In 1918, the Canadian War Memorials Fund commissioned paintings and sculptures depicting women’s work on the home front as part of its project to document Canada’s participation in the war. Manly Edward MacDonald painted scenes of women working in the fields, including Apple Picking and Land Girls Hoeing. They are now part of the Beaverbrook Collection of War Art at the Canadian War Museum.
Different accounts place these paintings of farmerettes in the Bay of Quinte area or the Niagara Peninsula, both truck farming (market garden) areas in Ontario. The Farm Service Corps was an Ontario government program to recruit young women to do paid farm work, replacing men who became soldiers. (Women have always worked beside men on their family farms, of course.)
Land Girls Hoeing is high on a wall in the museum’s display of WW1 on the home front.

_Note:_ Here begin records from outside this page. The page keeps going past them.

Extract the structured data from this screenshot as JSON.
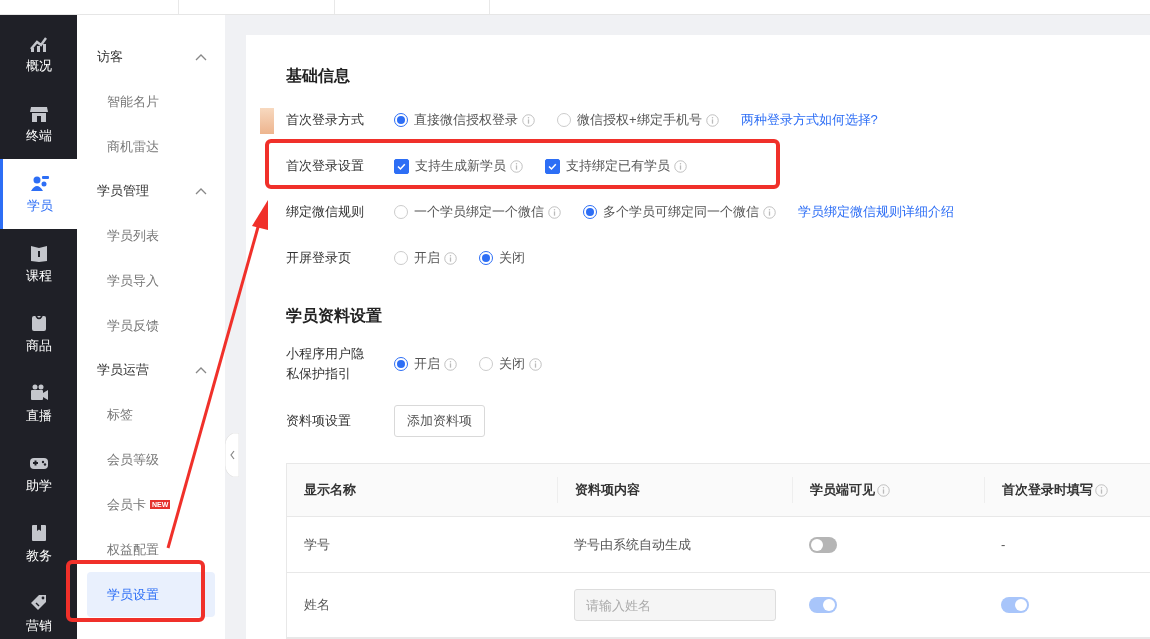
{
  "nav_rail": [
    {
      "label": "概况",
      "selected": false
    },
    {
      "label": "终端",
      "selected": false
    },
    {
      "label": "学员",
      "selected": true
    },
    {
      "label": "课程",
      "selected": false
    },
    {
      "label": "商品",
      "selected": false
    },
    {
      "label": "直播",
      "selected": false
    },
    {
      "label": "助学",
      "selected": false
    },
    {
      "label": "教务",
      "selected": false
    },
    {
      "label": "营销",
      "selected": false
    }
  ],
  "sub_menu": [
    {
      "title": "访客",
      "expanded": true,
      "items": [
        {
          "label": "智能名片",
          "selected": false
        },
        {
          "label": "商机雷达",
          "selected": false
        }
      ]
    },
    {
      "title": "学员管理",
      "expanded": true,
      "items": [
        {
          "label": "学员列表",
          "selected": false
        },
        {
          "label": "学员导入",
          "selected": false
        },
        {
          "label": "学员反馈",
          "selected": false
        }
      ]
    },
    {
      "title": "学员运营",
      "expanded": true,
      "items": [
        {
          "label": "标签",
          "selected": false
        },
        {
          "label": "会员等级",
          "selected": false
        },
        {
          "label": "会员卡",
          "selected": false,
          "badge": "NEW"
        },
        {
          "label": "权益配置",
          "selected": false
        },
        {
          "label": "学员设置",
          "selected": true
        }
      ]
    }
  ],
  "sections": [
    {
      "title": "基础信息",
      "rows": [
        {
          "kind": "radio",
          "label": "首次登录方式",
          "options": [
            {
              "label": "直接微信授权登录",
              "selected": true,
              "info": true
            },
            {
              "label": "微信授权+绑定手机号",
              "selected": false,
              "info": true
            }
          ],
          "link": "两种登录方式如何选择?"
        },
        {
          "kind": "checkbox",
          "label": "首次登录设置",
          "options": [
            {
              "label": "支持生成新学员",
              "checked": true,
              "info": true
            },
            {
              "label": "支持绑定已有学员",
              "checked": true,
              "info": true
            }
          ]
        },
        {
          "kind": "radio",
          "label": "绑定微信规则",
          "options": [
            {
              "label": "一个学员绑定一个微信",
              "selected": false,
              "info": true
            },
            {
              "label": "多个学员可绑定同一个微信",
              "selected": true,
              "info": true
            }
          ],
          "link": "学员绑定微信规则详细介绍"
        },
        {
          "kind": "radio",
          "label": "开屏登录页",
          "options": [
            {
              "label": "开启",
              "selected": false,
              "info": true
            },
            {
              "label": "关闭",
              "selected": true,
              "info": false
            }
          ]
        }
      ]
    },
    {
      "title": "学员资料设置",
      "rows": [
        {
          "kind": "radio",
          "label": "小程序用户隐私保护指引",
          "options": [
            {
              "label": "开启",
              "selected": true,
              "info": true
            },
            {
              "label": "关闭",
              "selected": false,
              "info": true
            }
          ]
        },
        {
          "kind": "button",
          "label": "资料项设置",
          "button": "添加资料项"
        }
      ]
    }
  ],
  "table": {
    "columns": [
      {
        "label": "显示名称",
        "info": false
      },
      {
        "label": "资料项内容",
        "info": false
      },
      {
        "label": "学员端可见",
        "info": true
      },
      {
        "label": "首次登录时填写",
        "info": true
      }
    ],
    "rows": [
      {
        "name": "学号",
        "content": {
          "kind": "text",
          "text": "学号由系统自动生成"
        },
        "visible": {
          "on": false
        },
        "first_login": {
          "kind": "text",
          "text": "-"
        }
      },
      {
        "name": "姓名",
        "content": {
          "kind": "input",
          "placeholder": "请输入姓名"
        },
        "visible": {
          "on": true
        },
        "first_login": {
          "kind": "toggle",
          "on": true
        }
      }
    ]
  }
}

Apple Picking was brought out of storage for a special exhibit on women and war earlier this year. A shame that they are not seen as companion pieces at eye level on permanent display.

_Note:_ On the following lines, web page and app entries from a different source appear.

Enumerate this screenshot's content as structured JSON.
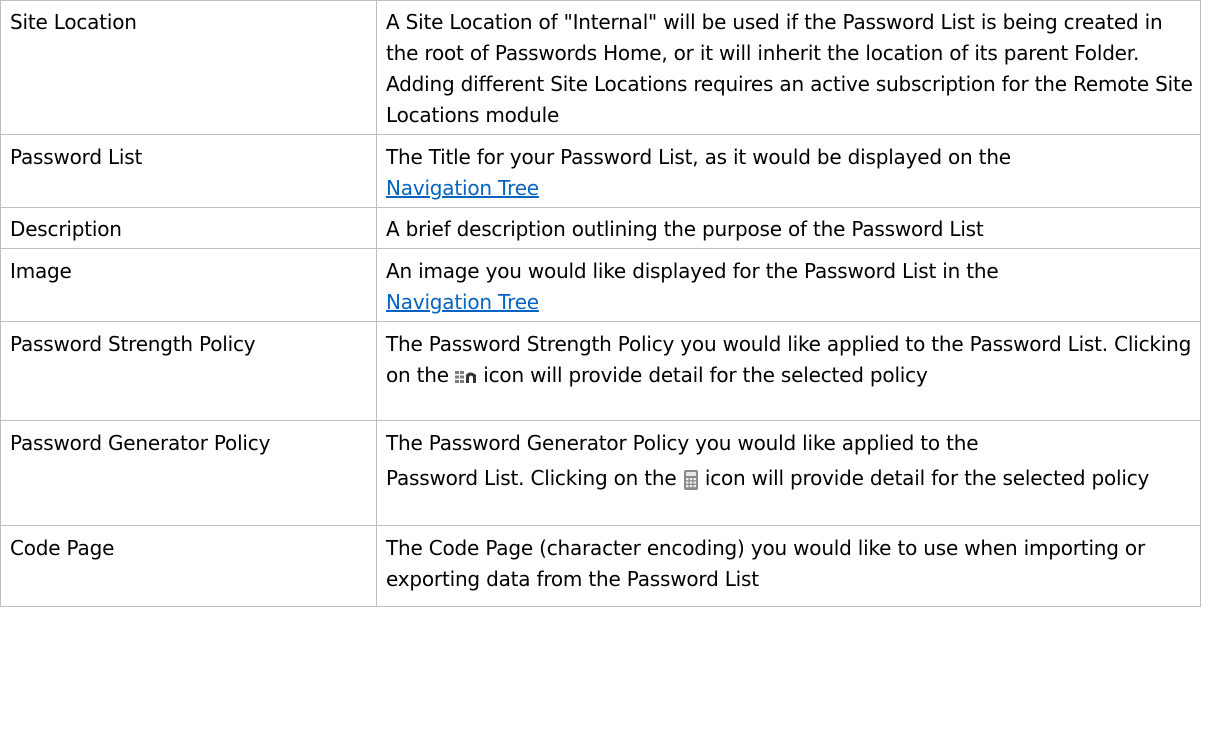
{
  "rows": [
    {
      "field": "Site Location",
      "description": "A Site Location of \"Internal\" will be used if the Password List is being created in the root of Passwords Home, or it will inherit the location of its parent Folder. Adding different Site Locations requires an active subscription for the Remote Site Locations module"
    },
    {
      "field": "Password List",
      "description_before": "The Title for your Password List, as it would be displayed on the",
      "link": "Navigation Tree"
    },
    {
      "field": "Description",
      "description": "A brief description outlining the purpose of the Password List"
    },
    {
      "field": "Image",
      "description_before": "An image you would like displayed for the Password List in the",
      "link": "Navigation Tree"
    },
    {
      "field": "Password Strength Policy",
      "description_before": "The Password Strength Policy you would like applied to the Password List. Clicking on the",
      "icon": "strength-policy-icon",
      "description_after": "icon will provide detail for the selected policy"
    },
    {
      "field": "Password Generator Policy",
      "description_before": "The Password Generator Policy you would like applied to the",
      "description_before_2": "Password List. Clicking on the",
      "icon": "calculator-icon",
      "description_after": "icon will provide detail for the selected policy"
    },
    {
      "field": "Code Page",
      "description": "The Code Page (character encoding) you would like to use when importing or exporting data from the Password List"
    }
  ],
  "colors": {
    "border": "#bfbfbf",
    "link": "#0563c1",
    "text": "#000000"
  }
}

September 28, 2016 at 06:03
Thank you for bringing these paintings to our attention. I did not know about them.
September 28, 2016 at 09:15
I’m coming around to Beaverbrook’s idea to house the war art he commissioned as a collection in a war memorial building. What we can see at the War Museum is fine, but only a small proportion is on display and often displayed as wallpaper.